"Res nullius... It's because this is a future that was eliminated!!! History is composed of choices and divergences. Each choice you make creates a new world and brings forth a new future. But at the same time, you're eliminating a different future with the choices you didn't make. A future denied of all existence because of a change in the past... A future that was destroyed before it was even born rests here... condensed into the Dead Sea."
Oh, and the boss battle against Miguel is a real pain in the ass! For whatever reason, he's one of the few bosses in the game that take full advantage of the color mechanic. Also, because his color is white, he does double damage to Serge in Lynx's body. While this means Serge does double damage to Miguel, because Miguel is programmed to target Serge first, you will be lucky to get any attacks out of him. Which reminds me, spells being one-time use abilities sucks so much shit. Because you can only use any given spell in a slot once per battle, you end up with a TON of the same healing spells across all of your spaces. Moreover, there are only three revive spells in the entirety of Chrono Cross. Thus, you can only ever resurrect your characters three times in the same battle, and that's if the KO-ed character isn't holding a resurrection spell. It's a system that barely works in ordinary encounters, and it actively punishes the player in boss battles as it forces them to play conservatively.
Once defeated, Miguel weaves a story about a young boy and their friends stopping the end of the world by navigating the dimension of time. If you have even half a brain, you know he's summarizing the story of Chrono Trigger, and it was at this point when it dawned on me how much Chrono Cross enjoys talking at you instead of talking to you. I also realized that Miguel wouldn't spill the beans on how Serge survived being poisoned by a panther demon or what happened to his father. Rather, he reviews how attempts to collect the Frozen Flame by several Acacia Dragoons failed because FATE, and there is a reason why it is spelled with all capitalized letters, did not deem them worthy. However, before Miguel can divulge any more, the remains of Chronopolis begin to explode.
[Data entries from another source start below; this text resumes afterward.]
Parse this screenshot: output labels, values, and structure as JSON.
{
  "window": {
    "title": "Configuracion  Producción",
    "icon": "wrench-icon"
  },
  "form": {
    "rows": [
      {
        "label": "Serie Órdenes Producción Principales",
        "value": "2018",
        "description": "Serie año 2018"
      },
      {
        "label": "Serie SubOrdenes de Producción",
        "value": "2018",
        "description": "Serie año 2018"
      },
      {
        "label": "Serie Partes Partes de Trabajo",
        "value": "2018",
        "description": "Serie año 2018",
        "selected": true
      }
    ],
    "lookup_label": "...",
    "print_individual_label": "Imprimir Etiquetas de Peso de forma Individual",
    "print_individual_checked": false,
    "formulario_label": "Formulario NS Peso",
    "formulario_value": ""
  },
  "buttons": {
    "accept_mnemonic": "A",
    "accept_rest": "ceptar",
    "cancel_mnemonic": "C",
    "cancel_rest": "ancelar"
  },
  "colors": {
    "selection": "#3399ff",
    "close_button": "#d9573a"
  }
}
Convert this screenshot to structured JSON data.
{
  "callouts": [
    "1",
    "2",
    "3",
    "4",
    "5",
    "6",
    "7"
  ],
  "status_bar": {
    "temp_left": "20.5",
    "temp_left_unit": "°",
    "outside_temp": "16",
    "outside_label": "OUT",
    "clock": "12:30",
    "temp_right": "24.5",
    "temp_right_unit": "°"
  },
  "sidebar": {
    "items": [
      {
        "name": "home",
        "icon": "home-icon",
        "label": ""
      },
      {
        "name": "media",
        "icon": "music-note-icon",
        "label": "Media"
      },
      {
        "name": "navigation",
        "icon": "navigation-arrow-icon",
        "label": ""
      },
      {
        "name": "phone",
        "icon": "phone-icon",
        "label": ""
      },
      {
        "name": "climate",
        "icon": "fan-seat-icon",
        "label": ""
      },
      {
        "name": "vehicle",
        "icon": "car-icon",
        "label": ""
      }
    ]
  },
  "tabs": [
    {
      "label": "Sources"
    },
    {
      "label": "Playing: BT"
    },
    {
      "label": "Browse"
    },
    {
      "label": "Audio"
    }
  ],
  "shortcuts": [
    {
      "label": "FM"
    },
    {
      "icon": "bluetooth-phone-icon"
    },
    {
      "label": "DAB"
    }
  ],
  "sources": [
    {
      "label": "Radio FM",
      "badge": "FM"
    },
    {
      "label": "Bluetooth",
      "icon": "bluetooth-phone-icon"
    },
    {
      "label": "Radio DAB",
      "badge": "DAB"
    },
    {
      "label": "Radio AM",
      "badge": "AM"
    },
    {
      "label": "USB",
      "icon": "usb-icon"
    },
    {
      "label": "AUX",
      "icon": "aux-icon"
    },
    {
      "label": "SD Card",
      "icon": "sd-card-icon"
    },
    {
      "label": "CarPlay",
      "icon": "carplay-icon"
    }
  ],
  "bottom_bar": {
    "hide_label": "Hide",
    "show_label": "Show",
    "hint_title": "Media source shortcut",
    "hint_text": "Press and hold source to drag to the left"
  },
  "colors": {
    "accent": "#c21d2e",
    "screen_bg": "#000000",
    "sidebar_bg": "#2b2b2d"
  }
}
In the nick of time, a dragon sweeps up our troupe of heroes and transports them to safety. And it is on that note I am going to wrap things up. Next episode, I will turn Serge back into a human. Trust me;